FOR IMMEDIATE RELEASE
October 19, 1999
SPRINGFIELD - Governor George H. Ryan today announced that emergency state funds will be dispersed to any parents and children who are facing hardships because their October child support payments have not arrived on time.
Ryan said the emergency checks are part of a three-pronged approach to deal with start-up problems at the State Disbursement Unit, a new federally-mandated system for collecting and distributing child support payments in Illinois.
Since the system began operating on October 1, about 55,000 child support checks have been successfully processed by the SDU and sent out to their correct destination.
But, since the first of the month, there has been a frustrating backlog of around 3,000 checks that have been processed, but must wait for delivery because the SDU has not received adequate information from employers and county clerks.
"I'm very worried about the parents and children caught in this backlog," Ryan said. "We've heard too many stories about parents who are unable to buy medicines or food and parents who have not been able to pay their rent, mortgage or child care on time.
"To help these families, we're going to start - today - issuing emergency checks to people in trouble who need the money as quickly as possible," the governor added.
"The Department of Public Aid has identified money in its budget that can be used to make these payments. The checks will be issued through the SDU and we will continue to issue these emergency funds until I am satisfied that the backlog has been dealt with," he said.
In order for parents to receive an emergency check, they must call the state child support program at 877-225-7077. The SDU staff will verify the parents' information, a check will be cut and it will be in the mail within 48 hours of the initial telephone call.

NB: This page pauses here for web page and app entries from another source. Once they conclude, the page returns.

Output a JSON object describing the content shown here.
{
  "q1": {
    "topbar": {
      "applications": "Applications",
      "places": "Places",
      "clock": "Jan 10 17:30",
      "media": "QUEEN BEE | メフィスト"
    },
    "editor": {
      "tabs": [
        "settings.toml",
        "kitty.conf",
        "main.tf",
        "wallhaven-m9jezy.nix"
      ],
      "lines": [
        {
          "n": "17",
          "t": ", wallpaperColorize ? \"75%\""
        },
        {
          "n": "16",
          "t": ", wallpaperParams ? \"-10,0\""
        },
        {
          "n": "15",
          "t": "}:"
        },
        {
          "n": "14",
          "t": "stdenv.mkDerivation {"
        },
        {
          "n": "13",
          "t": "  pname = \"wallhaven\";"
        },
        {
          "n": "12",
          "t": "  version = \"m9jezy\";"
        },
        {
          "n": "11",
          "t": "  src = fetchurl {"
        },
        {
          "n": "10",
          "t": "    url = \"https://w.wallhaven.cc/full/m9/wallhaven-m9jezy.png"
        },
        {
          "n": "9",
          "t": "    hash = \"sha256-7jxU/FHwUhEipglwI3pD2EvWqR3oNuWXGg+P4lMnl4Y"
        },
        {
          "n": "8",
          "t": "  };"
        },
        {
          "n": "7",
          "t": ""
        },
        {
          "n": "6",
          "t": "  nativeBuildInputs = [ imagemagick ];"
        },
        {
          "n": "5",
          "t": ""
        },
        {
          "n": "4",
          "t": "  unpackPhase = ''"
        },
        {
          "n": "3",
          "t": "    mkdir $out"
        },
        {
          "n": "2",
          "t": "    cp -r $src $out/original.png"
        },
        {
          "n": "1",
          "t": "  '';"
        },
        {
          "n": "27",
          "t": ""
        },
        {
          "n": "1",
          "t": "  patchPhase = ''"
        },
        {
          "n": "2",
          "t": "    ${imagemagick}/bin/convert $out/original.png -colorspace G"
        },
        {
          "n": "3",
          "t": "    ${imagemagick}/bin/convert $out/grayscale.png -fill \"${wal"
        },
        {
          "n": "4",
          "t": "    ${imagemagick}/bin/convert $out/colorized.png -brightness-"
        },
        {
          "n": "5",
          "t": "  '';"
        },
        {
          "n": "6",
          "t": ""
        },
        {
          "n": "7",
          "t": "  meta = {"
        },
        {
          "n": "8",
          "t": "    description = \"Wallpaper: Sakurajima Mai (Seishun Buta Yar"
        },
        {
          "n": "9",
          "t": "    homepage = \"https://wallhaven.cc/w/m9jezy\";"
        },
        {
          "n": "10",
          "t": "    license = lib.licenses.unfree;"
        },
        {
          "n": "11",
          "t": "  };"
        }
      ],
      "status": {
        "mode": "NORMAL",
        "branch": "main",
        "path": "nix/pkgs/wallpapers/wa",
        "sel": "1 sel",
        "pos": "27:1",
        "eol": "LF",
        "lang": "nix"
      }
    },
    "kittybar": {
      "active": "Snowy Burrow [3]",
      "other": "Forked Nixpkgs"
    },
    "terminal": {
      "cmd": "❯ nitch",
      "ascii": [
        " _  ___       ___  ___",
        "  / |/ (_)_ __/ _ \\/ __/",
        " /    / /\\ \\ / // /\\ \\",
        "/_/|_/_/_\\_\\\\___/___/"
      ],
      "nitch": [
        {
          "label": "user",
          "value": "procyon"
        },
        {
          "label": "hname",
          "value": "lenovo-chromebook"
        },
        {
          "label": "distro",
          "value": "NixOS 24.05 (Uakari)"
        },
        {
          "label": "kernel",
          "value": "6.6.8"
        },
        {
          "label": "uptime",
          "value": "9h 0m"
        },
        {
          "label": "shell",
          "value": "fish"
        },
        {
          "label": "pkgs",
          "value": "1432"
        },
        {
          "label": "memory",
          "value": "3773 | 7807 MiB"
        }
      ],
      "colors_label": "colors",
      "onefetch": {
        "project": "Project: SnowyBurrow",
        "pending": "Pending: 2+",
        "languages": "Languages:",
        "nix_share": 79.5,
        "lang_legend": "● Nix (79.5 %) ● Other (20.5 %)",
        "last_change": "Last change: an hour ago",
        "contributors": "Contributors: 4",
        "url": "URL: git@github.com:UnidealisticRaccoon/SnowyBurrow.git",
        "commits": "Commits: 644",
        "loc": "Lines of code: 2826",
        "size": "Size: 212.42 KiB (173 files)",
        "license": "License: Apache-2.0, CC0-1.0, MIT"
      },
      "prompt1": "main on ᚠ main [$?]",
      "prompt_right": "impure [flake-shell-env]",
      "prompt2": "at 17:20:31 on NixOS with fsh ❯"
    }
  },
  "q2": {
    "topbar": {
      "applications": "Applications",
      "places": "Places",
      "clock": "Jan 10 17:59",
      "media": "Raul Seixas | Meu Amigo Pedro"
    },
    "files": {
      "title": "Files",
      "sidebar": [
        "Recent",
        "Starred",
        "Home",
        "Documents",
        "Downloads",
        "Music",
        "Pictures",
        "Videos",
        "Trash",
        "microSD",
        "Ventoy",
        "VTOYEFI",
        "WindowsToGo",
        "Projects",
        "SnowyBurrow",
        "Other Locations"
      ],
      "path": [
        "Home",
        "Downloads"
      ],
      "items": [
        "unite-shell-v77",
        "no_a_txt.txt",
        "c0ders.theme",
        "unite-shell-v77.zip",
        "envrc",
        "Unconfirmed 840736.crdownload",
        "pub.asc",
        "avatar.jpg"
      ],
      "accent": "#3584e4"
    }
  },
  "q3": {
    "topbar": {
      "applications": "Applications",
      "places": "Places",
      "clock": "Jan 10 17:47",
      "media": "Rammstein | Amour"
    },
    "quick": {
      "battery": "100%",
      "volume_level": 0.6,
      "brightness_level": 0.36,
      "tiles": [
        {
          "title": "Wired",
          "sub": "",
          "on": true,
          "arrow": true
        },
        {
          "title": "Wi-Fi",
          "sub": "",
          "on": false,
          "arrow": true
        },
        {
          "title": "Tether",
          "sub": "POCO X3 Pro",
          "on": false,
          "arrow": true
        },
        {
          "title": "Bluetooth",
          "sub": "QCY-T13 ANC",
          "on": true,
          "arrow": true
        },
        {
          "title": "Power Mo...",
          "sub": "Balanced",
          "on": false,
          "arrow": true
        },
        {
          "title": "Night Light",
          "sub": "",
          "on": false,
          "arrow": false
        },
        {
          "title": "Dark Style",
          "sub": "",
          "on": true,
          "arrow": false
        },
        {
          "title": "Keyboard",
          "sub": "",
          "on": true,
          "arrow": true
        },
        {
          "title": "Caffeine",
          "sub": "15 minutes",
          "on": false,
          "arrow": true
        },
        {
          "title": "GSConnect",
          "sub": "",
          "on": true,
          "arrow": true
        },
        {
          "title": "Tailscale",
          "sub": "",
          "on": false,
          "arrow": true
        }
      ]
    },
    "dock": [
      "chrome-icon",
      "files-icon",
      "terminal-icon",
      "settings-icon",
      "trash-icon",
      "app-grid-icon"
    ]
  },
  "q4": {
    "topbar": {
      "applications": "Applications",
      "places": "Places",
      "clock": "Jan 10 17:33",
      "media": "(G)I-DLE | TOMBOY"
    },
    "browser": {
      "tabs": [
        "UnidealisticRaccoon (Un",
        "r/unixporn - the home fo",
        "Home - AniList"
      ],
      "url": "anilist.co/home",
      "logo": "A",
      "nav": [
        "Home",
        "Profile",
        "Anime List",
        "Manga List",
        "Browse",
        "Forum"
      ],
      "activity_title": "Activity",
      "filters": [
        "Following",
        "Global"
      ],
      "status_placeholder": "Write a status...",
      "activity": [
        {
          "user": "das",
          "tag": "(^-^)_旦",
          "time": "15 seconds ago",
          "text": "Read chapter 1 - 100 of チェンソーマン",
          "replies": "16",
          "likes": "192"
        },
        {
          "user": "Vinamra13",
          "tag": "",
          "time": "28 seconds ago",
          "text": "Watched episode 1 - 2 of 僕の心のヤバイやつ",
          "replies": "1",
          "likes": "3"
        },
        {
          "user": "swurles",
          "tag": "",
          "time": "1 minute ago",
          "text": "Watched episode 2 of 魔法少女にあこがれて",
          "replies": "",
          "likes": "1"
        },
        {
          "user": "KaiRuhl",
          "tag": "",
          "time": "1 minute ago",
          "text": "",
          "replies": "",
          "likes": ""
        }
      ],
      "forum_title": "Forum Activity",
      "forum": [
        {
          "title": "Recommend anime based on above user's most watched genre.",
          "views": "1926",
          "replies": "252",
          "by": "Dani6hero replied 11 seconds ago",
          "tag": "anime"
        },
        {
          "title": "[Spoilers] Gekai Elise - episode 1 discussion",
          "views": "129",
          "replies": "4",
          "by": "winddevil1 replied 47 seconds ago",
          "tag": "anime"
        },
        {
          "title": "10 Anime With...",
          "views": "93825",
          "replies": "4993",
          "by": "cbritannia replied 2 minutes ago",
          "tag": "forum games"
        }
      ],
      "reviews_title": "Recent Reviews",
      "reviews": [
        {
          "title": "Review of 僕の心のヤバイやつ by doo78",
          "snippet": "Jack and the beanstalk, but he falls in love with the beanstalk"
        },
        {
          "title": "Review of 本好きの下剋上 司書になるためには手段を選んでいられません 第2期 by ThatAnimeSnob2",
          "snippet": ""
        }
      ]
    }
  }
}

Second, Ryan ordered the Department of Public Aid to again contact 350,000 Illinois businesses to make sure they are providing the SDU with correct, complete information so the SDU can issue these child support checks.
These businesses were last notified of the changes they must make last week.
Businesses were initially notified six weeks ago about the changes they would have to make in the way they process child support payments.
Ryan said the overwhelming majority of businesses have complied with the changes.
Third, Ryan sent Public Aid personnel into 9 counties who have not complied with the agency's requests to link their child support systems with the SDU or to cooperate with the federally-mandated system. These clerks have had more than a year to prepare for the change to the SDU.
Earlier this year, all of the circuit clerks agreed that they would help implement the new system and would not hold up any child support checks that were mistakenly sent to them instead of to the SDU. Public Aid supplied the counties with computers and software designed to help them track the status of child support payments for their residents once the SDU started operating.
"We're taking these steps to ensure that parents and children get their checks on time. I'm confident, and Director Patla is confident, that all of these problems will be corrected soon," Ryan said. "We have a lot of confidence in the SDU. Our confidence is based on the fact that more than 55,000 checks have been successfully processed the SDU and delivered since October 1.
"The steps we're taking today will help needy parents and children, and will make sure that the SDU works more efficiently in the future."